━━━ SUPPLIED ENTRIES ━━━
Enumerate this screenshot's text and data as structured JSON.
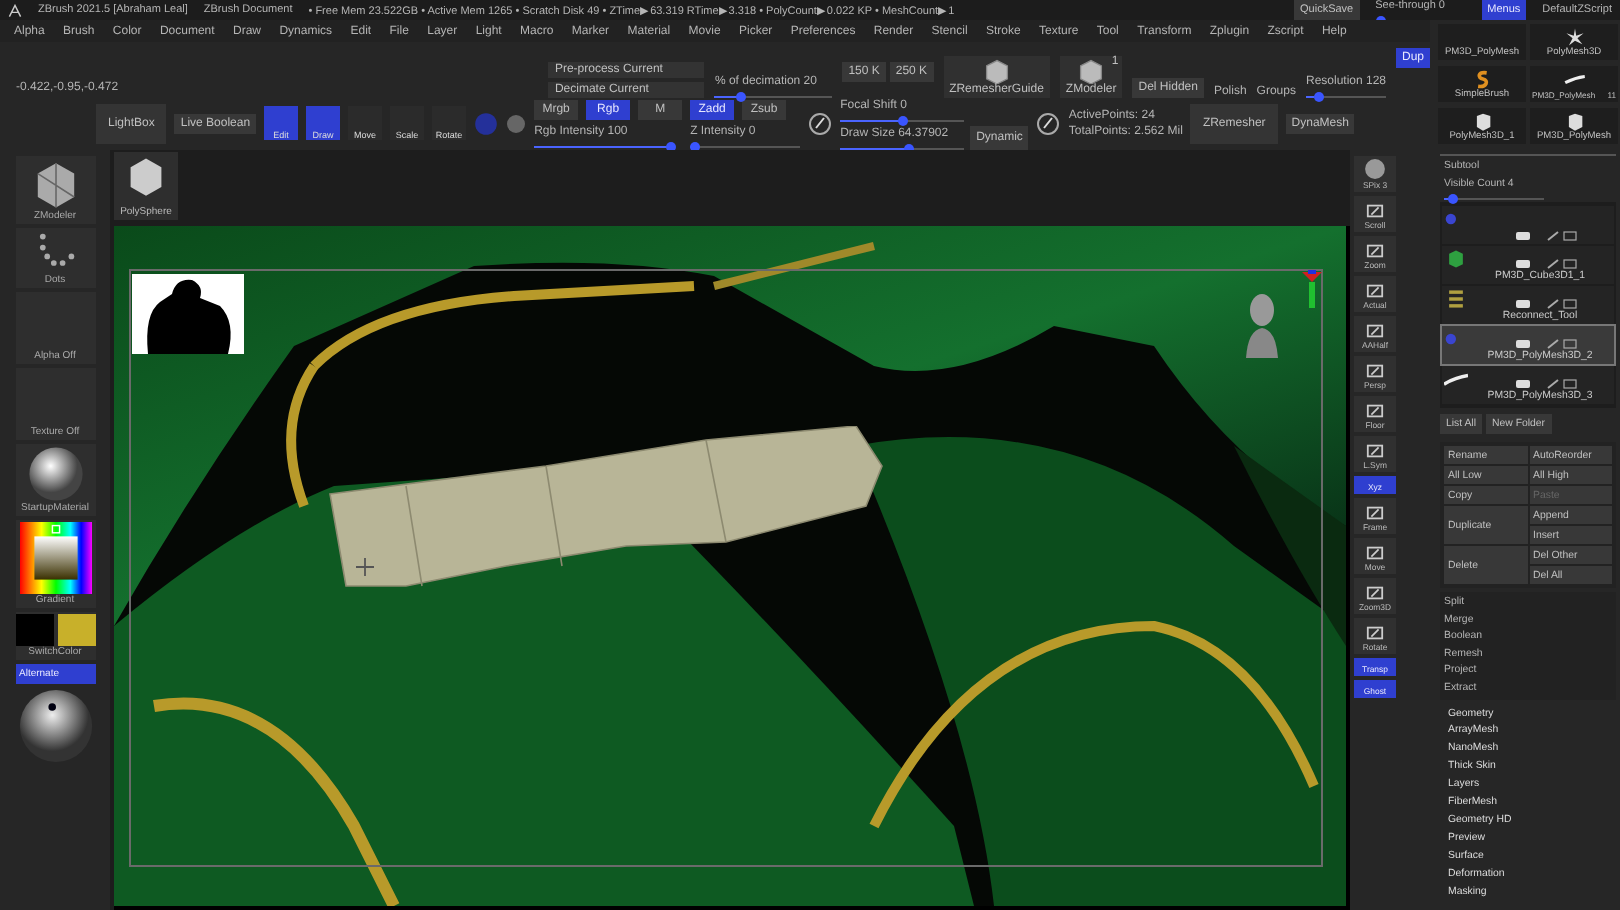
{
  "title_bar": {
    "app": "ZBrush 2021.5 [Abraham Leal]",
    "document": "ZBrush Document",
    "stats": "• Free Mem 23.522GB • Active Mem 1265 • Scratch Disk 49 • ZTime▶63.319 RTime▶3.318 • PolyCount▶0.022 KP • MeshCount▶1",
    "quicksave": "QuickSave",
    "see_through": {
      "label": "See-through 0",
      "level": 0
    },
    "menus_button": {
      "label": "Menus",
      "on": true
    },
    "script": "DefaultZScript"
  },
  "menu_bar": [
    "Alpha",
    "Brush",
    "Color",
    "Document",
    "Draw",
    "Dynamics",
    "Edit",
    "File",
    "Layer",
    "Light",
    "Macro",
    "Marker",
    "Material",
    "Movie",
    "Picker",
    "Preferences",
    "Render",
    "Stencil",
    "Stroke",
    "Texture",
    "Tool",
    "Transform",
    "Zplugin",
    "Zscript",
    "Help"
  ],
  "shelf": {
    "coordinates": "-0.422,-0.95,-0.472",
    "decimation_buttons": [
      "Pre-process Current",
      "Decimate Current"
    ],
    "decimation_slider": {
      "label": "% of decimation 20",
      "level": 0.2
    },
    "poly_targets": [
      "150 K",
      "250 K"
    ],
    "plugins": [
      {
        "label": "ZRemesherGuide"
      },
      {
        "label": "ZModeler",
        "badge": "1"
      }
    ],
    "del_hidden": "Del Hidden",
    "polish": "Polish",
    "groups": "Groups",
    "resolution": {
      "label": "Resolution 128",
      "level": 0.1
    },
    "dup": {
      "label": "Dup",
      "on": true
    },
    "lightbox": "LightBox",
    "live_boolean": "Live Boolean",
    "modes": [
      {
        "label": "Edit",
        "on": true
      },
      {
        "label": "Draw",
        "on": true
      },
      {
        "label": "Move",
        "on": false
      },
      {
        "label": "Scale",
        "on": false
      },
      {
        "label": "Rotate",
        "on": false
      }
    ],
    "channels": [
      {
        "label": "Mrgb",
        "on": false
      },
      {
        "label": "Rgb",
        "on": true
      },
      {
        "label": "M",
        "on": false
      },
      {
        "label": "Zadd",
        "on": true
      },
      {
        "label": "Zsub",
        "on": false
      }
    ],
    "rgb_intensity": {
      "label": "Rgb Intensity 100",
      "level": 1
    },
    "z_intensity": {
      "label": "Z Intensity 0",
      "level": 0
    },
    "focal_shift": {
      "label": "Focal Shift 0",
      "level": 0.5
    },
    "draw_size": {
      "label": "Draw Size 64.37902",
      "level": 0.55
    },
    "dynamic": "Dynamic",
    "active_points": "ActivePoints: 24",
    "total_points": "TotalPoints: 2.562 Mil",
    "zremesher": "ZRemesher",
    "dynamesh": "DynaMesh"
  },
  "tool_palette": [
    {
      "name": "PM3D_PolyMesh",
      "kind": "blank"
    },
    {
      "name": "PolyMesh3D",
      "kind": "star"
    },
    {
      "name": "SimpleBrush",
      "kind": "s"
    },
    {
      "name": "PM3D_PolyMesh",
      "kind": "stroke",
      "badge": "11"
    },
    {
      "name": "PolyMesh3D_1",
      "kind": "cube"
    },
    {
      "name": "PM3D_PolyMesh",
      "kind": "cube"
    }
  ],
  "left_bar": {
    "items": [
      {
        "kind": "tool",
        "label": "ZModeler"
      },
      {
        "kind": "dots",
        "label": "Dots"
      },
      {
        "kind": "blank",
        "label": "Alpha Off"
      },
      {
        "kind": "blank",
        "label": "Texture Off"
      },
      {
        "kind": "material",
        "label": "StartupMaterial"
      },
      {
        "kind": "picker",
        "label": "Gradient"
      },
      {
        "kind": "swatches",
        "label": "SwitchColor"
      }
    ],
    "alternate": {
      "label": "Alternate",
      "on": true
    }
  },
  "viewport": {
    "subtool_thumb": "PolySphere"
  },
  "right_shelf": [
    {
      "label": "SPix 3",
      "kind": "sphere",
      "on": false
    },
    {
      "label": "Scroll",
      "kind": "icon",
      "on": false
    },
    {
      "label": "Zoom",
      "kind": "icon",
      "on": false
    },
    {
      "label": "Actual",
      "kind": "icon",
      "on": false
    },
    {
      "label": "AAHalf",
      "kind": "icon",
      "on": false
    },
    {
      "label": "Persp",
      "kind": "icon",
      "on": false
    },
    {
      "label": "Floor",
      "kind": "icon",
      "on": false
    },
    {
      "label": "L.Sym",
      "kind": "icon",
      "on": false
    },
    {
      "label": "Xyz",
      "kind": "flat",
      "on": true
    },
    {
      "label": "Frame",
      "kind": "icon",
      "on": false
    },
    {
      "label": "Move",
      "kind": "icon",
      "on": false
    },
    {
      "label": "Zoom3D",
      "kind": "icon",
      "on": false
    },
    {
      "label": "Rotate",
      "kind": "icon",
      "on": false
    },
    {
      "label": "Transp",
      "kind": "flat",
      "on": true
    },
    {
      "label": "Ghost",
      "kind": "flat",
      "on": true
    }
  ],
  "tray": {
    "title": "Subtool",
    "visible_count": {
      "label": "Visible Count 4",
      "level": 0.05
    },
    "items": [
      {
        "kind": "partial",
        "selected": false
      },
      {
        "name": "PM3D_Cube3D1_1",
        "kind": "cube",
        "selected": false
      },
      {
        "name": "Reconnect_Tool",
        "kind": "stack",
        "selected": false
      },
      {
        "name": "PM3D_PolyMesh3D_2",
        "kind": "plain",
        "selected": true
      },
      {
        "name": "PM3D_PolyMesh3D_3",
        "kind": "stroke",
        "selected": false
      }
    ],
    "list_all": "List All",
    "new_folder": "New Folder",
    "actions": [
      {
        "label": "Rename",
        "kind": "normal",
        "disabled": false
      },
      {
        "label": "AutoReorder",
        "kind": "normal",
        "disabled": false
      },
      {
        "label": "All Low",
        "kind": "normal",
        "disabled": false
      },
      {
        "label": "All High",
        "kind": "normal",
        "disabled": false
      },
      {
        "label": "Copy",
        "kind": "normal",
        "disabled": false
      },
      {
        "label": "Paste",
        "kind": "normal",
        "disabled": true
      },
      {
        "label": "Append",
        "kind": "normal",
        "disabled": false
      },
      {
        "label": "Duplicate",
        "kind": "tall",
        "disabled": false
      },
      {
        "label": "Insert",
        "kind": "normal",
        "disabled": false
      },
      {
        "label": "Del Other",
        "kind": "normal",
        "disabled": false
      },
      {
        "label": "Delete",
        "kind": "tall",
        "disabled": false
      },
      {
        "label": "Del All",
        "kind": "normal",
        "disabled": false
      }
    ],
    "more": [
      "Split",
      "Merge",
      "Boolean",
      "Remesh",
      "Project",
      "Extract"
    ],
    "sections": [
      "Geometry",
      "ArrayMesh",
      "NanoMesh",
      "Thick Skin",
      "Layers",
      "FiberMesh",
      "Geometry HD",
      "Preview",
      "Surface",
      "Deformation",
      "Masking"
    ]
  }
}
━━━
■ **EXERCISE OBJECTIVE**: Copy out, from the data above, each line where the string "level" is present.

■ **REPLY TO THE TASK**:
      "level": 0
      "level": 0.2
      "level": 0.1
      "level": 1
      "level": 0
      "level": 0.5
      "level": 0.55
      "level": 0.05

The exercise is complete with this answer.